**WHAT IS EXPECTED**
Whenever the word "Staff" occurs in a line of the material below, that line is counted. Report only the count.

**INFORMATION SHOWN**

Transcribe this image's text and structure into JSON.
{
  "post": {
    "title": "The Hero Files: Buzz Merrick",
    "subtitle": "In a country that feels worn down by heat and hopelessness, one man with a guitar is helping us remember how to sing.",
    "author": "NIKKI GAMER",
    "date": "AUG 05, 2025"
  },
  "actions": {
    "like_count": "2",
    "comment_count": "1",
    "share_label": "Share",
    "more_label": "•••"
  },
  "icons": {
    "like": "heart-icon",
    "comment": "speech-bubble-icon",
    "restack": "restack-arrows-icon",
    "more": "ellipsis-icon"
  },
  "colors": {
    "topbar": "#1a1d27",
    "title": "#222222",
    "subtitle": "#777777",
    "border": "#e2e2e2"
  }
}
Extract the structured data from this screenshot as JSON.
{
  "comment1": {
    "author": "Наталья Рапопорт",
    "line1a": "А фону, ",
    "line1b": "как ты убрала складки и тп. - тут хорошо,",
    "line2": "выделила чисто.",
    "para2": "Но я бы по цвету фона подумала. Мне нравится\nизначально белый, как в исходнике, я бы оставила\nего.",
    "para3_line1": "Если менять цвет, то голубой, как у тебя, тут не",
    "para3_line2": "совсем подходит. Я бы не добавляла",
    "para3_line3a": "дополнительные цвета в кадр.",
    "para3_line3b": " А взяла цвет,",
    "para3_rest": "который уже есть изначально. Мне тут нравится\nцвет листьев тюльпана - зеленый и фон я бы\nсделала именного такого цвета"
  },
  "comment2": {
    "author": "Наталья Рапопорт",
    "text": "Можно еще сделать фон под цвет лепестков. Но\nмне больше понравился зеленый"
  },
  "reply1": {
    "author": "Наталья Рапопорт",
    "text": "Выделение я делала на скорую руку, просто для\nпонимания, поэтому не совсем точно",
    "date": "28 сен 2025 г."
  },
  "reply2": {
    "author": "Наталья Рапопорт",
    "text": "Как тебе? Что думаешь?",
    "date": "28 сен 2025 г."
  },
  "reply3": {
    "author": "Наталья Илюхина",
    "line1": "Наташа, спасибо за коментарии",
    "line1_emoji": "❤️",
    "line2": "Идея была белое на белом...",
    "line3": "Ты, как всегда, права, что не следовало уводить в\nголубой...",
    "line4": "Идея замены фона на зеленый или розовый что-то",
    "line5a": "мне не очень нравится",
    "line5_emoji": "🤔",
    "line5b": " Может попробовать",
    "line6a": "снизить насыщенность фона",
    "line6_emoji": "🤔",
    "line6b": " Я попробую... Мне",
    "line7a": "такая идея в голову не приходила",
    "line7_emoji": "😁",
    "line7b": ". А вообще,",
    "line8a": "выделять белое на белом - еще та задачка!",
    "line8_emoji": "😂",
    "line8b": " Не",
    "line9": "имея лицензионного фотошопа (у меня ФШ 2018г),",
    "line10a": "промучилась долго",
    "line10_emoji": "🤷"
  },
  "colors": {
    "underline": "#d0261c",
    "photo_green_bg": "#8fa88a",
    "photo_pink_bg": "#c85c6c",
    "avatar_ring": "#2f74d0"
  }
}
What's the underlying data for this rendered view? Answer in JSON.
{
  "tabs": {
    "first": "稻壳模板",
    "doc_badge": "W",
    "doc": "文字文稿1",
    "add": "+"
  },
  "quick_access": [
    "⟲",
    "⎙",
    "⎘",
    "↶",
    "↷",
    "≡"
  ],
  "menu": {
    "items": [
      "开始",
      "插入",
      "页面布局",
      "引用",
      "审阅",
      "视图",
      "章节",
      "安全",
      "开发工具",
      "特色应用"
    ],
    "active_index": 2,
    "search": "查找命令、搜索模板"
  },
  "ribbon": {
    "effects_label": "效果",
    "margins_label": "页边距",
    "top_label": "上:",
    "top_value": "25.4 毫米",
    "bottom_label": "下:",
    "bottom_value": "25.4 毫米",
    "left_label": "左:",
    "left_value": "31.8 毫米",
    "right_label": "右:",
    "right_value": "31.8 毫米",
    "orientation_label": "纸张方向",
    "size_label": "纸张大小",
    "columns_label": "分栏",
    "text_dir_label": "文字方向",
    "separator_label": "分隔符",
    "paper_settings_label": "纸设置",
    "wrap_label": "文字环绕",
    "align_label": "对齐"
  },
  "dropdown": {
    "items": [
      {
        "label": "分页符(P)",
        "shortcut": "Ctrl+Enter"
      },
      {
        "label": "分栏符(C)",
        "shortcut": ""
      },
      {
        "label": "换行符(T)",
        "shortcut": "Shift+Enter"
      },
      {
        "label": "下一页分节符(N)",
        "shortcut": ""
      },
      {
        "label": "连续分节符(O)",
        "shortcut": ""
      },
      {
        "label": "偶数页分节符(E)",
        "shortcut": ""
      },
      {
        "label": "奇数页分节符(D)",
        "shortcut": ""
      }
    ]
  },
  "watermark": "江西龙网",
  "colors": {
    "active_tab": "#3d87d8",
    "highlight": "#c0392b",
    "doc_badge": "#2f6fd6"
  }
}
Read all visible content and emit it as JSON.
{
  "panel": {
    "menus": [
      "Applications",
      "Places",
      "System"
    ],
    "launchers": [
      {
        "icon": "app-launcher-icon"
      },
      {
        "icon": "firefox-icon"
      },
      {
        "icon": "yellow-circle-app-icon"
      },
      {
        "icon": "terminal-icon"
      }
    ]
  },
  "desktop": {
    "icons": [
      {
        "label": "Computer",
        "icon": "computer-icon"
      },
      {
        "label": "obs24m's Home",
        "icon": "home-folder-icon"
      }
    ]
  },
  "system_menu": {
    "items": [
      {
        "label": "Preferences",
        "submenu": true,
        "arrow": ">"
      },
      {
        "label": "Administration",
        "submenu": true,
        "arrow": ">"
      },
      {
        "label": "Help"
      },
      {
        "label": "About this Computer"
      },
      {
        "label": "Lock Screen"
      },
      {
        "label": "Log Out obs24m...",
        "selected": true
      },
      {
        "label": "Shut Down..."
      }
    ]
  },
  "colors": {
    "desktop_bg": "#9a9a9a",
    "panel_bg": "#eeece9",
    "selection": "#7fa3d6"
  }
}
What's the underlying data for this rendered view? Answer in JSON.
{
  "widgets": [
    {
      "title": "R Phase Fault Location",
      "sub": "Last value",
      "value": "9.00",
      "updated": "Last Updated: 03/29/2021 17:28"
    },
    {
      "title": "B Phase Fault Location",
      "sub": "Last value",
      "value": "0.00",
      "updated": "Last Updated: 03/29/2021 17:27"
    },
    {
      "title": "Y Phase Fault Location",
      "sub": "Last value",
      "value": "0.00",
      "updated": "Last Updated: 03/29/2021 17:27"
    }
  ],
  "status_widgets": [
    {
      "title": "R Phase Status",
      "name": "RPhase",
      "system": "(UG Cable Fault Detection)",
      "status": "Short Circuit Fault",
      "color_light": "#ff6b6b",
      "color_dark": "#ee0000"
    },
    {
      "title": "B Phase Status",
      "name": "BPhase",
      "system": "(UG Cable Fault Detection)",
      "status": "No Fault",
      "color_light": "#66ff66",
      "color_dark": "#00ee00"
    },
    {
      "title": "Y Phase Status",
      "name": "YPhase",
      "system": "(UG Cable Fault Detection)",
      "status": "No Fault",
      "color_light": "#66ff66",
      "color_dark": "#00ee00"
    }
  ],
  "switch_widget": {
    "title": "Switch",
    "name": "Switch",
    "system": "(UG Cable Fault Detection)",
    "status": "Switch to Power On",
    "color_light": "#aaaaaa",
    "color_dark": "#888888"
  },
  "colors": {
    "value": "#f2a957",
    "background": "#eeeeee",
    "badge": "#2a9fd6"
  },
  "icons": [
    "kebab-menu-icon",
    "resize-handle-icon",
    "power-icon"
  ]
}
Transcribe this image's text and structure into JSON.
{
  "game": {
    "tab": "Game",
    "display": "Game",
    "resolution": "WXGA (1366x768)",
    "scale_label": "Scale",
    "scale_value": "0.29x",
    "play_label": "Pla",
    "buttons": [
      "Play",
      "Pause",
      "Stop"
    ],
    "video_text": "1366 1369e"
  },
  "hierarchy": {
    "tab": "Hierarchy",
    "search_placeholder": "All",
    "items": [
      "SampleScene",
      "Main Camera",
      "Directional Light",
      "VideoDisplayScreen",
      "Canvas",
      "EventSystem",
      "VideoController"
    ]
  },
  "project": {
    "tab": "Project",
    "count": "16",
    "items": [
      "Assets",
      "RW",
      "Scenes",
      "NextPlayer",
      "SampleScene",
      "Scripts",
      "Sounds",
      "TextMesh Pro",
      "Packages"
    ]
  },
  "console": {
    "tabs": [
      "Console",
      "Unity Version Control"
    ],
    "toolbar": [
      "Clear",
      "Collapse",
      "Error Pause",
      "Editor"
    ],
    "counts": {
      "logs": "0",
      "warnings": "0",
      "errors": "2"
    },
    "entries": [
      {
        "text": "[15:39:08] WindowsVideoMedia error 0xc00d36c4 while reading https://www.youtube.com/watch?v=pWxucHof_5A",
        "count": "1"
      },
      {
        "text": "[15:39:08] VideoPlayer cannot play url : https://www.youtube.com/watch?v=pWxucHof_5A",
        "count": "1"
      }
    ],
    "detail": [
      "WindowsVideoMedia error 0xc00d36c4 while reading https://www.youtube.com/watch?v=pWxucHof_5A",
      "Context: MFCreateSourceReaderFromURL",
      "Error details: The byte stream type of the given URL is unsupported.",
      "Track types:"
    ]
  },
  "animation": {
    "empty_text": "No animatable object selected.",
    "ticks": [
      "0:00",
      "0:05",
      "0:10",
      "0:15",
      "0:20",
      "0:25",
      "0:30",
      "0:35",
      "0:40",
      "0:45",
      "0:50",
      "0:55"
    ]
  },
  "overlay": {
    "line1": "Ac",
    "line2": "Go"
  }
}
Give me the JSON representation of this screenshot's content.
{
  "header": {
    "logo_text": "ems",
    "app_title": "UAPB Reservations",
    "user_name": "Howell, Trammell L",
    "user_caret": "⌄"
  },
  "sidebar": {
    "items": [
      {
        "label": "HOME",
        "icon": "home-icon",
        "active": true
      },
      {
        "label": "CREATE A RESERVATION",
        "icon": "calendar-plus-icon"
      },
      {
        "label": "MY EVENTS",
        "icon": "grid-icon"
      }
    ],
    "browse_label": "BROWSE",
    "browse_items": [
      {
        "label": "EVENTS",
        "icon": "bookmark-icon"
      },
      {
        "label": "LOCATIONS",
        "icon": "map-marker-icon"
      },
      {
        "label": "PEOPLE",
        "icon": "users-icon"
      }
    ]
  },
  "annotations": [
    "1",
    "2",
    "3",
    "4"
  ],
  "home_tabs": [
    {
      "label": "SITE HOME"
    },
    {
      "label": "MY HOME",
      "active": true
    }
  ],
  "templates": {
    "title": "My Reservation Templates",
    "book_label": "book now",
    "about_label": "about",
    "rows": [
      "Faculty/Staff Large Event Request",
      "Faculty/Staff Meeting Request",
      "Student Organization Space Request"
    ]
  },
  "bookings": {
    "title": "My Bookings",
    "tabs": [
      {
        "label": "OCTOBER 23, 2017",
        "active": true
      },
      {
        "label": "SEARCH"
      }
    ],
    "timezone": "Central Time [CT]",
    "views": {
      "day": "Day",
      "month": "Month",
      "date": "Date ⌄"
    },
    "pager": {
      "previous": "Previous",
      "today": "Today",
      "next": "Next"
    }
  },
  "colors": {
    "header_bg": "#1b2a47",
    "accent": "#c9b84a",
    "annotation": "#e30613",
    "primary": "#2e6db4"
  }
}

**RESPONSE**
2